**Task description**
The response must contain every line from the records below that has "glyph".

**Extracted records**
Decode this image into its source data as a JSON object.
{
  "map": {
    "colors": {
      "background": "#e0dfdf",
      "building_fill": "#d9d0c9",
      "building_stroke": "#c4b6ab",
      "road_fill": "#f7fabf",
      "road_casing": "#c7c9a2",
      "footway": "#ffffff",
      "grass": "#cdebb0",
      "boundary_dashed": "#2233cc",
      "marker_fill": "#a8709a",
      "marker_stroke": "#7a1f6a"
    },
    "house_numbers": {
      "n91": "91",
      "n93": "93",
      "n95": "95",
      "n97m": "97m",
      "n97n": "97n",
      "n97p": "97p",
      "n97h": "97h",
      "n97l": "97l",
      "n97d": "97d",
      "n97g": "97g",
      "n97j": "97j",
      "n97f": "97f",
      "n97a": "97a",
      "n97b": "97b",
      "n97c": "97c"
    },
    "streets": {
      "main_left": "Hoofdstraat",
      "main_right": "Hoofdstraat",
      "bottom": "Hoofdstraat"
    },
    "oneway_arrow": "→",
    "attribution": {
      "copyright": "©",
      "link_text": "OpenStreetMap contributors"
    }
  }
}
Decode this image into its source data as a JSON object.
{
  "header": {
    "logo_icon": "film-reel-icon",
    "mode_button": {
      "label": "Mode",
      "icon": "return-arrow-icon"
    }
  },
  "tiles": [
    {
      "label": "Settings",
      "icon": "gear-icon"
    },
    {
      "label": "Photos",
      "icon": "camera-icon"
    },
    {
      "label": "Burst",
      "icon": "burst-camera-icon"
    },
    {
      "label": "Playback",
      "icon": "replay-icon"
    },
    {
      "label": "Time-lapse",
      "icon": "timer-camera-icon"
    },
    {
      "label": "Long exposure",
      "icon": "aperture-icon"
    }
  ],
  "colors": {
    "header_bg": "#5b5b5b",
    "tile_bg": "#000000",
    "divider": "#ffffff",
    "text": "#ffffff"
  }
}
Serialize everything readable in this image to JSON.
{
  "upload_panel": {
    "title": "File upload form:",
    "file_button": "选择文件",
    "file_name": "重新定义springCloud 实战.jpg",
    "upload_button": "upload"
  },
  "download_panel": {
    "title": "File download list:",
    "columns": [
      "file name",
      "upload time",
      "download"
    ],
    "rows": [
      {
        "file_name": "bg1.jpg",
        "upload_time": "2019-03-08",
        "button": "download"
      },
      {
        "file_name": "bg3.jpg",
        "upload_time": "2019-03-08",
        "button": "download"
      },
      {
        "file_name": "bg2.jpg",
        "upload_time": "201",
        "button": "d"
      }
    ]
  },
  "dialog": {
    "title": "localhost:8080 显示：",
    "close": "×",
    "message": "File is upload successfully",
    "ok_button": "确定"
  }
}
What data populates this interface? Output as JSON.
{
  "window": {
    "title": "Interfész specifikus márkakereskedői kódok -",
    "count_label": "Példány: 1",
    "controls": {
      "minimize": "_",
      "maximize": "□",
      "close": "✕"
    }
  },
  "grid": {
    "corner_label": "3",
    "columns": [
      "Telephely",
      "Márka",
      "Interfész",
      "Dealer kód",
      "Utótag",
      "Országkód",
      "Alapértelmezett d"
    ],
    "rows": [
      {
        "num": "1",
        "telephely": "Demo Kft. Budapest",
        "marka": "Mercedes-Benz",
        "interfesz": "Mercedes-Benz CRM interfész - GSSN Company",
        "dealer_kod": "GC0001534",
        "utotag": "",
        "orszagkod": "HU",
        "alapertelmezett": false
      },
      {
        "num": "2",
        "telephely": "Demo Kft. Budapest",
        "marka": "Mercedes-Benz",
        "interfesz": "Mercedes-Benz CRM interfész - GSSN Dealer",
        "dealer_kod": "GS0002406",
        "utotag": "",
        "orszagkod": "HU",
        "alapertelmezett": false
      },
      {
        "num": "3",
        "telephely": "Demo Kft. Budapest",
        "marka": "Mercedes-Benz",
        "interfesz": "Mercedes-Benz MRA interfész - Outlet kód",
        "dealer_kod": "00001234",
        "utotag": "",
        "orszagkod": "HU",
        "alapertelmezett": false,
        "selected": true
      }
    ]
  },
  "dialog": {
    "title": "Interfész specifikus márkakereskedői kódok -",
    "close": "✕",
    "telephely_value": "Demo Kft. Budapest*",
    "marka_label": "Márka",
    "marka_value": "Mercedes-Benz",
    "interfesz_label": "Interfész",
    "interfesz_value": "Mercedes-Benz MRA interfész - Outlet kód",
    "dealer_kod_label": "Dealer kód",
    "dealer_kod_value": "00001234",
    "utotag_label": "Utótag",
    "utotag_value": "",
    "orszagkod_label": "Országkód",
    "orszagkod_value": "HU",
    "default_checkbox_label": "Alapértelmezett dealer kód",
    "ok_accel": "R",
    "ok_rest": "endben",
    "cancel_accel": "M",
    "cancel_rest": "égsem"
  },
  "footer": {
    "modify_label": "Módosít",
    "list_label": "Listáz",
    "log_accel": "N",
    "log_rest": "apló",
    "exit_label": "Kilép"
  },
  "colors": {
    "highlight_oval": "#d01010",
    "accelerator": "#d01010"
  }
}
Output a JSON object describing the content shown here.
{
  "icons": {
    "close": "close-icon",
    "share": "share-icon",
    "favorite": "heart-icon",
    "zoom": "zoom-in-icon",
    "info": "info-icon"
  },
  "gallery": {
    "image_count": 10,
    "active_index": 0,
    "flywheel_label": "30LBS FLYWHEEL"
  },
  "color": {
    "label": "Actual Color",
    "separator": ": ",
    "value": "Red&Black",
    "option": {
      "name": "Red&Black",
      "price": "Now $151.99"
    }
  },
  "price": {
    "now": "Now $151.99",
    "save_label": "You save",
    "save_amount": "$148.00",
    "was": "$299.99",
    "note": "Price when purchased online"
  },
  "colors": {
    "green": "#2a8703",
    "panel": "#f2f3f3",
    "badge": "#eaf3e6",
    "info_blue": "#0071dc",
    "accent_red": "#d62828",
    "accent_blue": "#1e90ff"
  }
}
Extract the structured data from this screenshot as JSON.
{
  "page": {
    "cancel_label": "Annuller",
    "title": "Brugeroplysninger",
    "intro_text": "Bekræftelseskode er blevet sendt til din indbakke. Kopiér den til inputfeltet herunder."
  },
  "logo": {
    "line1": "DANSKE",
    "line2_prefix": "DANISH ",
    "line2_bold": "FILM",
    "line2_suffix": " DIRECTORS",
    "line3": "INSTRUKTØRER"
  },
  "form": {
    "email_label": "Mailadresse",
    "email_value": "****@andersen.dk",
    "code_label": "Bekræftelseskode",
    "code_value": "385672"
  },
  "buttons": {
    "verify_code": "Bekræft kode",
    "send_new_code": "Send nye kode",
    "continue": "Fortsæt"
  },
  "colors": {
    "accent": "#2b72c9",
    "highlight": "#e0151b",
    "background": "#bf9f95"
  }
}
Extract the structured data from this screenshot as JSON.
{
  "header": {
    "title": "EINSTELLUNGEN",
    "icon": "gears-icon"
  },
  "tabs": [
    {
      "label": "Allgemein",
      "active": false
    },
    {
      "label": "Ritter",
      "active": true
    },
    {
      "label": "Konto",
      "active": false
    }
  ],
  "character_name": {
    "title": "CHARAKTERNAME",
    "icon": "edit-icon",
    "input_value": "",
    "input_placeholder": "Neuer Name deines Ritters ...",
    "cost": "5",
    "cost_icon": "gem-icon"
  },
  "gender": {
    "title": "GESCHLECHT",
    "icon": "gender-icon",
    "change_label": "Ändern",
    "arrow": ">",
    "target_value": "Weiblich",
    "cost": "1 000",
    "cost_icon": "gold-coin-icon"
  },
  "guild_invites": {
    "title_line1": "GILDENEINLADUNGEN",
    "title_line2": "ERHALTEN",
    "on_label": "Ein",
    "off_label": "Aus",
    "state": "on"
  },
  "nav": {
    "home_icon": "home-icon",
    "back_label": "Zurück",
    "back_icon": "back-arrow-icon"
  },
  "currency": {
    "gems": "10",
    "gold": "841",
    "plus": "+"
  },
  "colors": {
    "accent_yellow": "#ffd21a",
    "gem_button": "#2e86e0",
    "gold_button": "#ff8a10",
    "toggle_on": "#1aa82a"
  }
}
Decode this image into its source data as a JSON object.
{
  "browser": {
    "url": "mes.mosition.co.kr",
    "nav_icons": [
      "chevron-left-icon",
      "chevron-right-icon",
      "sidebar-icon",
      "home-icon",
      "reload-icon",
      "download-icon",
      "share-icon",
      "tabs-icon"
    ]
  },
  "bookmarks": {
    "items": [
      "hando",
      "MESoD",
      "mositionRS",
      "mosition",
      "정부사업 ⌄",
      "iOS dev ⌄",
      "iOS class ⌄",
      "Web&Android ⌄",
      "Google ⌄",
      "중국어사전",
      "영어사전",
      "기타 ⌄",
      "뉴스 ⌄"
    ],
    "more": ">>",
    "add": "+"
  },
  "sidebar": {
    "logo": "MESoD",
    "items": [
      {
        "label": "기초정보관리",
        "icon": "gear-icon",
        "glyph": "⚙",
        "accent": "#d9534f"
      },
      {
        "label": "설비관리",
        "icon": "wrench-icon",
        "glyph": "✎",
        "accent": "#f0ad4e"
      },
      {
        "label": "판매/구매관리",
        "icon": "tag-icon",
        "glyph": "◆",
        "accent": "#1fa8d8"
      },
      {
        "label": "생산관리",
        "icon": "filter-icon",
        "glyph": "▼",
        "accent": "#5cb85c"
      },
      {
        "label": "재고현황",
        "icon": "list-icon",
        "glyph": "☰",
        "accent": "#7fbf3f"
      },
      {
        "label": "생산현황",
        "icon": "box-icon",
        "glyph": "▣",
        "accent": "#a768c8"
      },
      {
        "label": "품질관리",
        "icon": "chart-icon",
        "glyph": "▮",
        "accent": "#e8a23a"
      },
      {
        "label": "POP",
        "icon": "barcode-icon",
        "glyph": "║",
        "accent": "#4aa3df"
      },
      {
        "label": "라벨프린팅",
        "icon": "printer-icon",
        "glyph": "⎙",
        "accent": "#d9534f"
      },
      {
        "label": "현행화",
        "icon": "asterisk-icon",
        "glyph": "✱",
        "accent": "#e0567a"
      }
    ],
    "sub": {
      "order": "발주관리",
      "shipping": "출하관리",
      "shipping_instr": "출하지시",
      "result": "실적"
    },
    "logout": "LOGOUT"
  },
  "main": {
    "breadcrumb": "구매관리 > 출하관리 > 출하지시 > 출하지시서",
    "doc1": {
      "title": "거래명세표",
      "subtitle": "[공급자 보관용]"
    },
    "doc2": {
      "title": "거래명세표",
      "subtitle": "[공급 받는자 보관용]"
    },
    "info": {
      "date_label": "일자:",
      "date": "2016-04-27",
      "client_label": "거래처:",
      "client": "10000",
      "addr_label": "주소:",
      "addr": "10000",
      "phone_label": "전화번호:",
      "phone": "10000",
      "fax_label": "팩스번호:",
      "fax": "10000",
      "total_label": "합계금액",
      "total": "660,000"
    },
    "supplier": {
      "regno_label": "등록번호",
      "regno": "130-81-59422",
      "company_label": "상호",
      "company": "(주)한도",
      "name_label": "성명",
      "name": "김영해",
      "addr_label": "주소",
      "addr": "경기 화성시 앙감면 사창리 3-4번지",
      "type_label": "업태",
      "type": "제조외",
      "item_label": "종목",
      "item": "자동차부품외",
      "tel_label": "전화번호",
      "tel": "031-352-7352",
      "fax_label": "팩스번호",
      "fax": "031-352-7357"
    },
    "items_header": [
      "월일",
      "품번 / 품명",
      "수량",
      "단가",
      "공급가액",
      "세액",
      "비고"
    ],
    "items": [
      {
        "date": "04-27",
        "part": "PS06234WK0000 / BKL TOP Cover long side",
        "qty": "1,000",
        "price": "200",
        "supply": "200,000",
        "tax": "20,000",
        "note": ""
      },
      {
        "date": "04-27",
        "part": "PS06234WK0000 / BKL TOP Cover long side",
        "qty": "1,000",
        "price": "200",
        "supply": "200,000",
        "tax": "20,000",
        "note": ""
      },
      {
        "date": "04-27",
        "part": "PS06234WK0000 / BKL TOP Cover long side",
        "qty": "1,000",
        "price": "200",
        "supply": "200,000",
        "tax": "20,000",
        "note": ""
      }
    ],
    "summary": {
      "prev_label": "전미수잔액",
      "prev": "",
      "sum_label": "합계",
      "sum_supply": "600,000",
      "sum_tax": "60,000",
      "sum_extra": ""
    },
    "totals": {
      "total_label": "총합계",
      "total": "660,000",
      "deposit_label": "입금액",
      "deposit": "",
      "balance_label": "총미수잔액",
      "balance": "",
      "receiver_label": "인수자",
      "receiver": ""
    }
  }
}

**Answer section**
        "glyph": "⚙",
        "glyph": "✎",
        "glyph": "◆",
        "glyph": "▼",
        "glyph": "☰",
        "glyph": "▣",
        "glyph": "▮",
        "glyph": "║",
        "glyph": "⎙",
        "glyph": "✱",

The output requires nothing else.